The Browns’ offense had six possessions in each half and rang up seven three-and-outs, a momentum killer they have avoided most of this season despite being winless in six games.
They had three in a row in the first half totaling zero net yards after putting up a pair of Parkey fields on the first two possessions. They netted 90 yards on those possessions before Cody Kessler directed a nine-play, 94-yard drive culminated by the first of Terrelle Pryor’s two touchdown catches.
Fits and starts. You just never knew when the Cleveland offense would show up.
The three-and-out scourge returned early in the second half with four straight netting 15 total yards, while the Titans improved their lead to 28-13 on drives of 70 and 80 yards.
DeMarco Murray, who found the yards tough against a grudging Cleveland run defense, scored on a short run and quarterback Marcus Mariota, who had collaborated with wide receivers Rishard Matthews and Kendall Wright on scoring passes in the first half, hooked up with tight end Anthony Fasano for a third score.
The Cleveland offense mustered an embarrassing three net yards in that quartet of three-and-outs before awakening in the final quarter. The third one was a nightmare worthy of a bad college game.
Taking over on their 6-yard line after Johnson committed an unforgivable error by fair catching a punt at that point (optimists would say at least he didn’t fumble it), the play-by-play read this way:
(Isaiah) Crowell, up the middle, no gain; Pryor, 4-yard pass from (Cody) Kessler; false start, (Andrew) Hawkins; delay of game; Johnson, up the middle, six yards; Britton Colquitt punt. Not noted: one shake of the head by Jackson on the sideline – probably from embarrassment – following the consecutive dumb penalties.
It appeared after Fasano’s touchdown catch that the Browns were cooked. It sure looked that way. The defense couldn’t stop the Tennessee offense, the offense was flat and no one showed signs of stepping up and making plays.
And then just like that, the offense decided to do something about the situation. Kessler, who at times alternated looking like a seasoned pro and then a raw rookie, engineered a 13-play, 75-yard drive that took 4:36 off the clock – that’s way too much time that late in the game – finding Pryor in the end zone for the second time.
Along the way, he converted two fourth downs and a third down as the Browns went into desperation mode. He backed that up with a nine-play 62-yarder following the onsides recovery, Johnson covering the final yard.
The Jekyll-Hyde Cleveland offense produced 341 yards, but just 40 yards on the ground. In last week’s blowout loss to New England, the Browns ran for 27 yards, but it took them 22 carries to accomplish it. Some might call their ground output Sunday an improvement.
All of a sudden, the vaunted Cleveland running game has disappeared, perhaps because the revamped offensive line isn’t very good. (Trying to be nice here.)

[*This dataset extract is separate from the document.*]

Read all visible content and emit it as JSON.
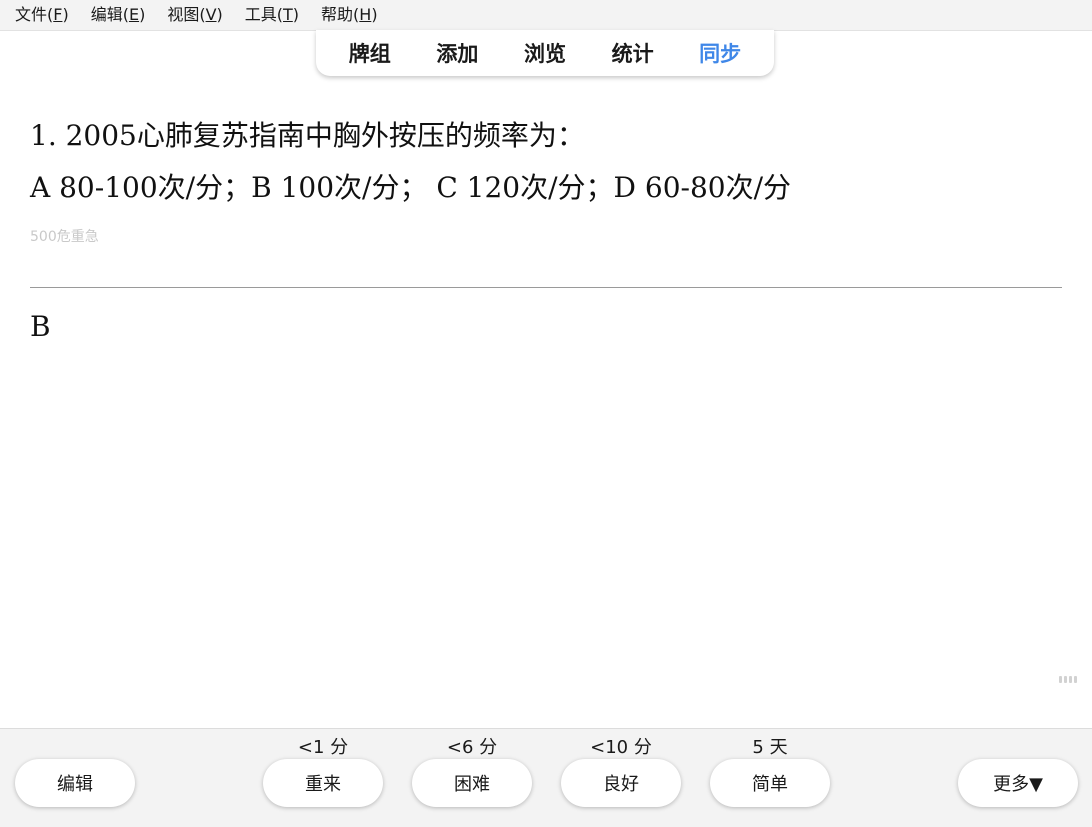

Kessler was 26-of-41 for 336 yards and the two scores. But he was sacked six times, sometimes because he often had trouble locating open receivers and displayed a slow release at other times.
The secondary, which missed cornerback Joe Haden with a groin injury, lost starting free safety Jordan Poyer midway through the second quarter when he was blindsided on a Colquitt punt. There’s no question Mariota and his receivers took full advantage.

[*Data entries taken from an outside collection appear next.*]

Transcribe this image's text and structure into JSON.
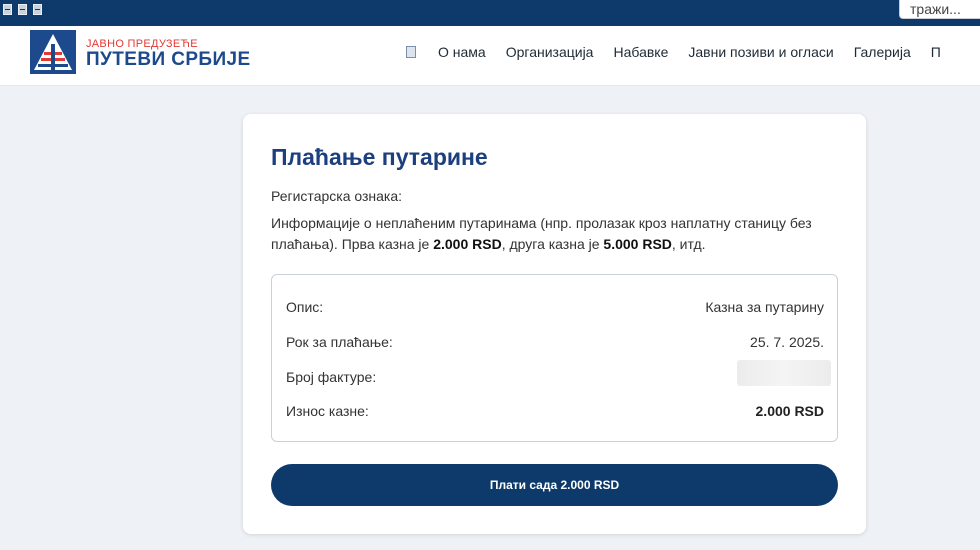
{
  "topbar": {
    "search_placeholder": "тражи..."
  },
  "header": {
    "logo_top": "ЈАВНО ПРЕДУЗЕЋЕ",
    "logo_bottom": "ПУТЕВИ СРБИЈЕ",
    "nav": [
      "О нама",
      "Организација",
      "Набавке",
      "Јавни позиви и огласи",
      "Галерија",
      "П"
    ]
  },
  "card": {
    "title": "Плаћање путарине",
    "reg_label": "Регистарска ознака:",
    "info_part1": "Информације о неплаћеним путаринама (нпр. пролазак кроз наплатну станицу без плаћања). Прва казна је ",
    "fine1": "2.000 RSD",
    "info_part2": ", друга казна је ",
    "fine2": "5.000 RSD",
    "info_part3": ", итд.",
    "details": {
      "desc_label": "Опис:",
      "desc_value": "Казна за путарину",
      "due_label": "Рок за плаћање:",
      "due_value": "25. 7. 2025.",
      "invoice_label": "Број фактуре:",
      "amount_label": "Износ казне:",
      "amount_value": "2.000 RSD"
    },
    "pay_button": "Плати сада 2.000 RSD"
  },
  "colors": {
    "primary": "#0d3a6b",
    "title": "#1d3f7f",
    "logo_red": "#e03a36",
    "logo_blue": "#1d4a8c"
  }
}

In the end, it’s just another loss for the Browns, quickly becoming the National Football League’s stepchild, if they aren’t there already. They remain the NFL’s lone winless team.
If you’re keeping count, that’s six losses in a row this season, nine straight including the end of last season and 16 of the last 17. On the road, the losing streak now stands at nine and 14 of the last 15.
Can things get any worse? Yep.
Up next, the Cincinnati Bengals on the road and they figure to be in a nasty mood when the Browns arrive. The pre-season favorites to win the AFC North Division are 2-4 and coming off a 35-17 shellacking in New England.